Photo courtesy of Yelp
While not an avid tea drinker, I am a purist – I do not add any milk or sugar to my tea – nor do I like boba (bubble) teas so learning about the latest tea trend – cheese teas – caused me to cringe. “Cheese” and “tea” are two words I honestly never expected to hear paired together as a beverage.
Fortunately, it’s not Gorgonzola, brie, Parmesan, or another strong-scented cheese (all delicious, of course, and three of my favourites). It’s cream cheese, which is being served as a whipped topping on tea. The creamy foam topping is made with cream cheese, whipped cream and milk. The concoction, which most often uses black, green or oolong teas, originated in southern China but has spread throughout the Asia Pacific region and has worked its way to a number of cafés in the US. The “cheese tea” or “tea macchiato” is an example of how an unexpected ingredient, in this case, cream cheese, can be used in new categories to create unique textures.
Asia seems to be the epicenter of texture-enhanced food and beverage innovations, many of which are unusual. When I was in Vietnam in 2015, for instance, I recall seeing milk teas with gummy bear, crushed cookie and candy toppings, so I should not be too surprised by a foamy cream cheese topping, I guess…Then again, I’ve aged out of the target demographic for this latest innovation.
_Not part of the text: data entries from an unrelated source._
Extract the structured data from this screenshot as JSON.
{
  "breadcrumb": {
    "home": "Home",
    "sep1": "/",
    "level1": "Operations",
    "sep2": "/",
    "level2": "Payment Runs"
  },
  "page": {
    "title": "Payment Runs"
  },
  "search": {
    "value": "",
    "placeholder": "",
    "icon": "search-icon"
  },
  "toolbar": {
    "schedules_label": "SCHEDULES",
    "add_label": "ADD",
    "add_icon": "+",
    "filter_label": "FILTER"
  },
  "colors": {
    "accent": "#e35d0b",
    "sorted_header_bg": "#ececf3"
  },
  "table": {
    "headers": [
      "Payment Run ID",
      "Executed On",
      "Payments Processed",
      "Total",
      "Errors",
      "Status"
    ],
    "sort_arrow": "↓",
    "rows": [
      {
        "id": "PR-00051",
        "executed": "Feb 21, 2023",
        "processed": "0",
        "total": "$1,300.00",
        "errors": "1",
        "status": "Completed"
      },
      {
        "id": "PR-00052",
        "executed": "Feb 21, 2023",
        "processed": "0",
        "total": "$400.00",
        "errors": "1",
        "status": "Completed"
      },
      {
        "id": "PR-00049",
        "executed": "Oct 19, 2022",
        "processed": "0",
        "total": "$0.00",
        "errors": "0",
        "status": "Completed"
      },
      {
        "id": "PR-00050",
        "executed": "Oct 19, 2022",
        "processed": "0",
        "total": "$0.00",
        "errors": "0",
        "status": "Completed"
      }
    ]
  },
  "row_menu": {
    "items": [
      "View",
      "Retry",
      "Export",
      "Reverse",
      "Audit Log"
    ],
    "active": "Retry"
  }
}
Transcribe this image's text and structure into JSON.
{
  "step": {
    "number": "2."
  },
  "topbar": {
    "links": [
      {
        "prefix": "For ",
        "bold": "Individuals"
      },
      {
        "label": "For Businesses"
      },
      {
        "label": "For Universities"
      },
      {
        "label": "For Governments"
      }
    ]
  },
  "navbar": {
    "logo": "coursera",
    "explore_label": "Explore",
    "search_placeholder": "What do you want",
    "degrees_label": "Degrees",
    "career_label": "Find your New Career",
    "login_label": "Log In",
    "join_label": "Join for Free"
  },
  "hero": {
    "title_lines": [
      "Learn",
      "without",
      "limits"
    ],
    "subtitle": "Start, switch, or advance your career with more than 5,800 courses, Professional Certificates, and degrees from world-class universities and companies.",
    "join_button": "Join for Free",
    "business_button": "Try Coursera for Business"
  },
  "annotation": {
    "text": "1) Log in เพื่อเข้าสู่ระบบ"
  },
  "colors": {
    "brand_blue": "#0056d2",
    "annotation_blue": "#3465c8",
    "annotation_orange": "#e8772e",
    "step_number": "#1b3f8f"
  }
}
Experimenting with texture-enhanced beverages can aid in courting the ever-important young consumer base. According to global market intelligence firm, the Mintel Group, in the US, for example, young male respondents aged 18-34 are most likely to express interest in unique textures, including bubble tea, nitrogen-infused coffee, or sparkling iced tea or coffee, compared with other demographics.
Mintel’s Global Food and Drink Trends 2018 found that food and drink designed with additional textures has the potential to engage younger iGeneration consumers who are hungry for experiences. These teens and young adults (ranging in age from 10 to 27 in 2018, depending on the region), have grown up with technology, which has made interactivity and documentation indispensable parts of everyday life. Per the report, the quest for experiences provides opportunities for multi-sensory food and drink that uses unexpected texture to provide the iGeneration (and possibly consumers of all ages) with tangible connections to the real world as well as moments worth sharing either in person or online.
Given the younger generation’s desire for interactivity, tech-oriented and multi-sensory experiences, Yanqiong Zeng and Iris Danlu Xing, the co-founders of Chaimi Food Studio, created The Boba Room, a blow-up, bubble tea installation at the Open Space Gallery in New York City last year. The one-thousand six-hundred square foot temporary exhibit featured bouncing bubbles twenty-five inches in diameter and six feet-long gummy shapes. Visitors were also served boba teas from some of the most popular places in New York City, including Vivi Bubble Tea Tales LES, Tea and Milk, Pa Tea and Gong Cha. It was a new and creative experiential art form—and a smart way to entice consumers into trying something new and different with tea. Maybe a cheese tea installation will be next…
In fairness, I cannot render a judgement on the taste of cheese tea without ever having tried it. So, I now have a new spring project—finding a boba tea shop that serves cheese tea (since there isn’t one in my neighbourhood), thus I can see what this craze is all about.